- [ABOUT THIS TASK]: Count the lines in the data below that have "shop" in them, and reply with only that number.

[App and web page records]

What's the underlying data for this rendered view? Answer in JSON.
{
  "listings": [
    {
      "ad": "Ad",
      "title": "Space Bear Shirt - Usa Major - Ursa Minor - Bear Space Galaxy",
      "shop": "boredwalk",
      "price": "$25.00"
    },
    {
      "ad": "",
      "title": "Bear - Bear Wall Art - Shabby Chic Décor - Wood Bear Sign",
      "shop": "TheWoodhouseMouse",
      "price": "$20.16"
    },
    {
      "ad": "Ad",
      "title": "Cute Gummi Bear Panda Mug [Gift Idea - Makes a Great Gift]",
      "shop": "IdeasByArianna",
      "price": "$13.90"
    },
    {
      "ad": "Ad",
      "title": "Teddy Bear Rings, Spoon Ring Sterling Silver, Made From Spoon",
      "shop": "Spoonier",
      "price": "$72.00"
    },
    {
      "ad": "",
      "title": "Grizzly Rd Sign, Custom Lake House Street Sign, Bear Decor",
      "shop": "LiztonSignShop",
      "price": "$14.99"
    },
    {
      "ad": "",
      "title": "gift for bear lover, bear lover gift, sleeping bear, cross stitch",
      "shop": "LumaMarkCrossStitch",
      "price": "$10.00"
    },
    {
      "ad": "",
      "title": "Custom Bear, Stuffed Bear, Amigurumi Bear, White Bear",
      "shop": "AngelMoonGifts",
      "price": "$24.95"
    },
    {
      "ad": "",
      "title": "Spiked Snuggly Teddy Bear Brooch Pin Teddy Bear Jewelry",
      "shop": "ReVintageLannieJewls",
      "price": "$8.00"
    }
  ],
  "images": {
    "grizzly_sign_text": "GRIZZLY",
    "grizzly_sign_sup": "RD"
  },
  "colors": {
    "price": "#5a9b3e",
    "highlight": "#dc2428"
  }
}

- [ANSWER TO THIS TASK]: 8